For further information please contact Jessica Blasko, Springfield City Library Community Relations Coordinator, at (413) 263-6828 x422, or jblasko@springfieldlibrary.org.

Springfield City Library joins Digital Commonwealth Collection

August 2016 –

Public Can Now View Springfield Directories from the Last 167 Years

Springfield City Library is pleased to announce its inclusion in the Digital Commonwealth, beginning with the digitization of City of Springfield directories. City directories list addresses and business ads, and are used by genealogists, historians, and others researching people and places of the past. Digitization provides an easy way for the public to look through directories online. Once the project is complete in 2017, a full listing of the City of Springfield directories from 1849 – 1989 will be available in the Internet Archive. Directories from 1849-1869 are available thanks to the generosity of Maggie Humberston at the Wood Museum of Springfield History.

The Digital Commonwealth site provides access to thousands of images, documents, and sound recordings that have been digitized by member institutions so that they may be available to researchers, students, and the general public. Digital Commonwealth members receive free digitization services from the Boston Public Library as part of a grant awarded by the MBLC (Massachusetts Board of Library Commissioners) and funded by the LSTA (Library Services and Technology Act). Member institution’s collections are included in the Digital Commonwealth, Internet Archive, and Digital Public Library of America. Explore the Digital Commonwealth here.

Visit our Local History and Genealogy page for more information about our collections.

Founded in 1857, the Springfield City Library provides over 800,000 free print, physical, and digital resources for public enrichment.

New Commonwealth Catalog Announced

December 2015 –

Springfield City Library has joined hundreds of Massachusetts libraries to provide a new service called the Commonwealth Catalog that makes it easy for residents to get the resources they need from libraries across the entire state. “It gives our residents access to millions of items beyond our local collection,” said Molly Fogarty, Library Director. “It also helps us save money. We couldn’t possibly afford to own every book our patrons need.”

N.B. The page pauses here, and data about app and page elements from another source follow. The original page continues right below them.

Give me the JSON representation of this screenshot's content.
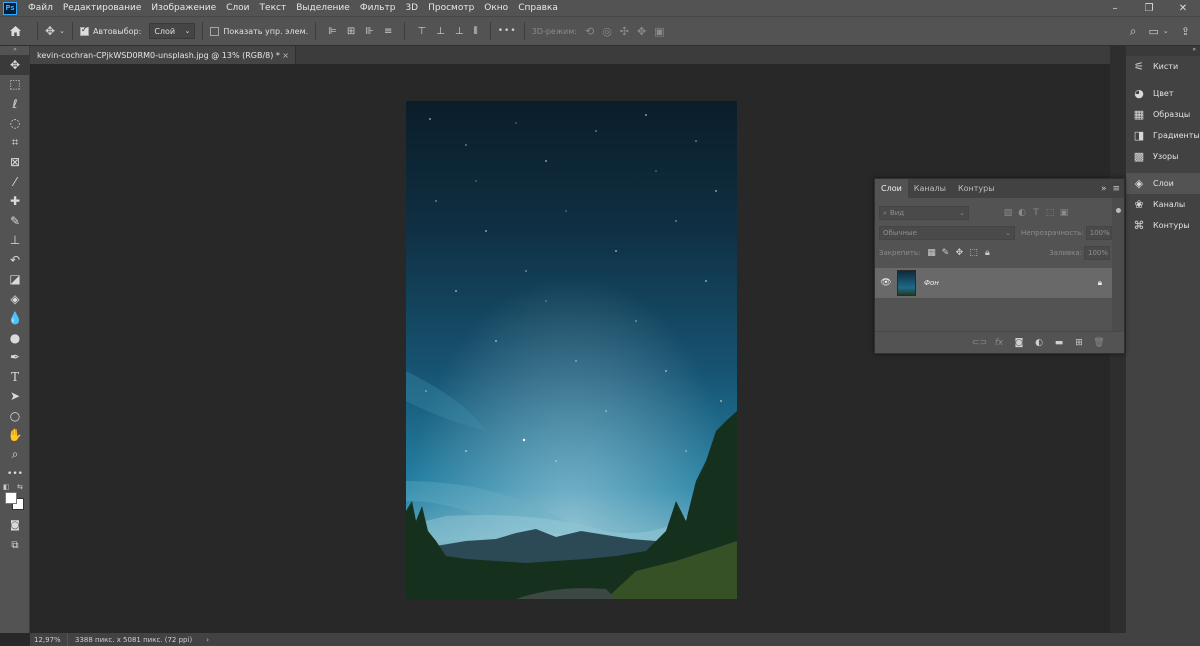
{
  "menubar": {
    "logo": "Ps",
    "items": [
      "Файл",
      "Редактирование",
      "Изображение",
      "Слои",
      "Текст",
      "Выделение",
      "Фильтр",
      "3D",
      "Просмотр",
      "Окно",
      "Справка"
    ],
    "window_controls": [
      "–",
      "❐",
      "✕"
    ]
  },
  "options": {
    "autoselect_label": "Автовыбор:",
    "autoselect_value": "Слой",
    "show_transform_label": "Показать упр. элем.",
    "more": "•••",
    "mode_3d": "3D-режим:"
  },
  "document": {
    "tab_title": "kevin-cochran-CPjkWSD0RM0-unsplash.jpg @ 13% (RGB/8) *",
    "close": "×"
  },
  "status": {
    "zoom": "12,97%",
    "dimensions": "3388 пикс. x 5081 пикс. (72 ppi)",
    "arrow": "›"
  },
  "dock": {
    "items": [
      {
        "label": "Кисти",
        "icon": "brush-settings-icon"
      },
      {
        "label": "Цвет",
        "icon": "color-palette-icon"
      },
      {
        "label": "Образцы",
        "icon": "swatches-grid-icon"
      },
      {
        "label": "Градиенты",
        "icon": "gradient-icon"
      },
      {
        "label": "Узоры",
        "icon": "patterns-icon"
      },
      {
        "label": "Слои",
        "icon": "layers-stack-icon"
      },
      {
        "label": "Каналы",
        "icon": "channels-icon"
      },
      {
        "label": "Контуры",
        "icon": "paths-icon"
      }
    ]
  },
  "layers_panel": {
    "tabs": [
      "Слои",
      "Каналы",
      "Контуры"
    ],
    "filter_placeholder": "Вид",
    "blend_mode": "Обычные",
    "opacity_label": "Непрозрачность:",
    "opacity_value": "100%",
    "lock_label": "Закрепить:",
    "fill_label": "Заливка:",
    "fill_value": "100%",
    "layers": [
      {
        "name": "Фон",
        "visible": true,
        "locked": true
      }
    ]
  },
  "colors": {
    "foreground": "#ffffff",
    "background": "#ffffff",
    "ps_brand": "#31a8ff"
  }
}
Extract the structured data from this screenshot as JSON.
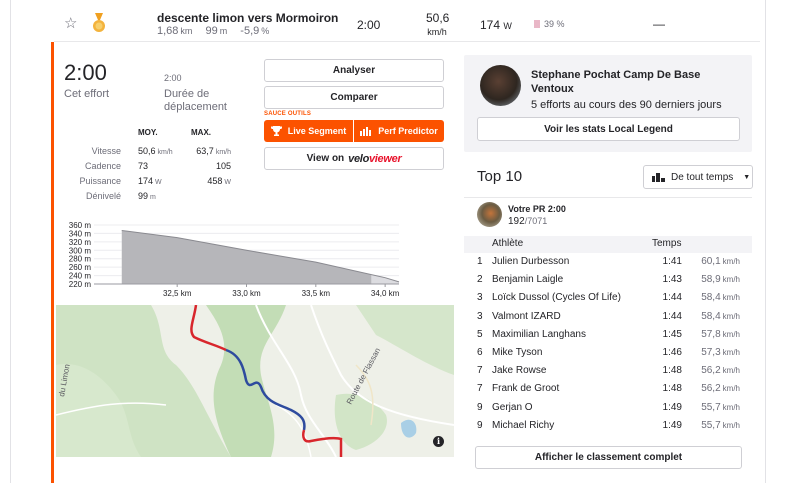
{
  "segment_row": {
    "name": "descente limon vers Mormoiron",
    "distance": "1,68",
    "distance_unit": "km",
    "elevation": "99",
    "elevation_unit": "m",
    "grade": "-5,9",
    "grade_unit": "%",
    "time": "2:00",
    "speed": "50,6",
    "speed_unit": "km/h",
    "power": "174",
    "power_unit": "W",
    "heart_rate": "39 %",
    "dash": "—"
  },
  "effort": {
    "elapsed_time": "2:00",
    "elapsed_label": "Cet effort",
    "moving_time": "2:00",
    "moving_label": "Durée de déplacement",
    "header_avg": "MOY.",
    "header_max": "MAX.",
    "rows": [
      {
        "label": "Vitesse",
        "avg": "50,6",
        "avg_unit": "km/h",
        "max": "63,7",
        "max_unit": "km/h"
      },
      {
        "label": "Cadence",
        "avg": "73",
        "avg_unit": "",
        "max": "105",
        "max_unit": ""
      },
      {
        "label": "Puissance",
        "avg": "174",
        "avg_unit": "W",
        "max": "458",
        "max_unit": "W"
      },
      {
        "label": "Dénivelé",
        "avg": "99",
        "avg_unit": "m",
        "max": "",
        "max_unit": ""
      }
    ]
  },
  "actions": {
    "analyze": "Analyser",
    "compare": "Comparer",
    "sauce_label": "SAUCE OUTILS",
    "live_segment": "Live Segment",
    "perf_predictor": "Perf Predictor",
    "view_on": "View on",
    "veloviewer_a": "velo",
    "veloviewer_b": "viewer"
  },
  "chart_data": {
    "type": "area",
    "x": [
      32.1,
      32.5,
      33.0,
      33.5,
      34.0,
      34.1
    ],
    "y": [
      347,
      330,
      300,
      272,
      235,
      225
    ],
    "x_ticks": [
      "32,5 km",
      "33,0 km",
      "33,5 km",
      "34,0 km"
    ],
    "x_tick_values": [
      32.5,
      33.0,
      33.5,
      34.0
    ],
    "y_ticks": [
      "360 m",
      "340 m",
      "320 m",
      "300 m",
      "280 m",
      "260 m",
      "240 m",
      "220 m"
    ],
    "y_tick_values": [
      360,
      340,
      320,
      300,
      280,
      260,
      240,
      220
    ],
    "xlim": [
      31.9,
      34.1
    ],
    "ylim": [
      220,
      360
    ],
    "segment_range": [
      32.1,
      33.9
    ],
    "colors": {
      "segment": "#b6b6ba",
      "outside": "#dcdce0",
      "line": "#8a8a90"
    }
  },
  "map": {
    "labels": [
      "du Limon",
      "Route de Flassan"
    ],
    "info": "i",
    "colors": {
      "route_in": "#2e4b9e",
      "route_out": "#d8262c"
    }
  },
  "local_legend": {
    "name": "Stephane Pochat Camp De Base Ventoux",
    "subtitle": "5 efforts au cours des 90 derniers jours",
    "button": "Voir les stats Local Legend"
  },
  "top10": {
    "title": "Top 10",
    "filter": "De tout temps",
    "pr_label": "Votre PR 2:00",
    "pr_rank": "192",
    "pr_total": "/7071",
    "col_athlete": "Athlète",
    "col_time": "Temps",
    "rows": [
      {
        "rank": "1",
        "name": "Julien Durbesson",
        "time": "1:41",
        "speed": "60,1",
        "unit": "km/h"
      },
      {
        "rank": "2",
        "name": "Benjamin Laigle",
        "time": "1:43",
        "speed": "58,9",
        "unit": "km/h"
      },
      {
        "rank": "3",
        "name": "Loïck Dussol (Cycles Of Life)",
        "time": "1:44",
        "speed": "58,4",
        "unit": "km/h"
      },
      {
        "rank": "3",
        "name": "Valmont IZARD",
        "time": "1:44",
        "speed": "58,4",
        "unit": "km/h"
      },
      {
        "rank": "5",
        "name": "Maximilian Langhans",
        "time": "1:45",
        "speed": "57,8",
        "unit": "km/h"
      },
      {
        "rank": "6",
        "name": "Mike Tyson",
        "time": "1:46",
        "speed": "57,3",
        "unit": "km/h"
      },
      {
        "rank": "7",
        "name": "Jake Rowse",
        "time": "1:48",
        "speed": "56,2",
        "unit": "km/h"
      },
      {
        "rank": "7",
        "name": "Frank de Groot",
        "time": "1:48",
        "speed": "56,2",
        "unit": "km/h"
      },
      {
        "rank": "9",
        "name": "Gerjan O",
        "time": "1:49",
        "speed": "55,7",
        "unit": "km/h"
      },
      {
        "rank": "9",
        "name": "Michael Richy",
        "time": "1:49",
        "speed": "55,7",
        "unit": "km/h"
      }
    ],
    "full_button": "Afficher le classement complet"
  },
  "colors": {
    "brand": "#fc5200",
    "text": "#242428",
    "muted": "#6d6d78"
  }
}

When Springfield City Library’s network, C/W MARS, doesn’t have an item, residents can use the Commonwealth Catalog to search through all participating libraries in one easy step and sort results by books, audiobooks, or DVDs. Next, they simply request the item and it’s delivered right to any Springfield City Library branch for pickup, usually within a few days. Last year, residents borrowed 6.5 million items from libraries outside their own community.

“Commonwealth Catalog is part of our strong statewide system of sharing library resources,” said Dianne Carty, Director of the Massachusetts Board of Library Commissioners. “No matter where a resident lives, resource sharing gives everyone the same access to the vast resources available at libraries throughout the Commonwealth.” It includes items from unique public library collections such as the Boston Public Library, as well as academic collections from institutions like the University of Massachusetts Amherst and Bridgewater State University and many other public and special libraries.

Funding for the Commonwealth Catalog is provided by the Massachusetts Board of Library Commissioners and the Institute of Museum and Library Services. The service is managed by Fenway Libraries Online with participation from the nine automated Massachusetts library networks and several public universities.

While Commonwealth Catalog provides books, audio books, DVDs, and CDs, Massachusetts libraries also provide a wide array of digital resources including eBooks, research databases with information not available through standard online searches, language courses, streaming music and video, and more. Digital and material resources combine to give residents access to over 52.5 million items. Frequently asked questions are addressed on the Commonwealth Caalog’s FAQ page.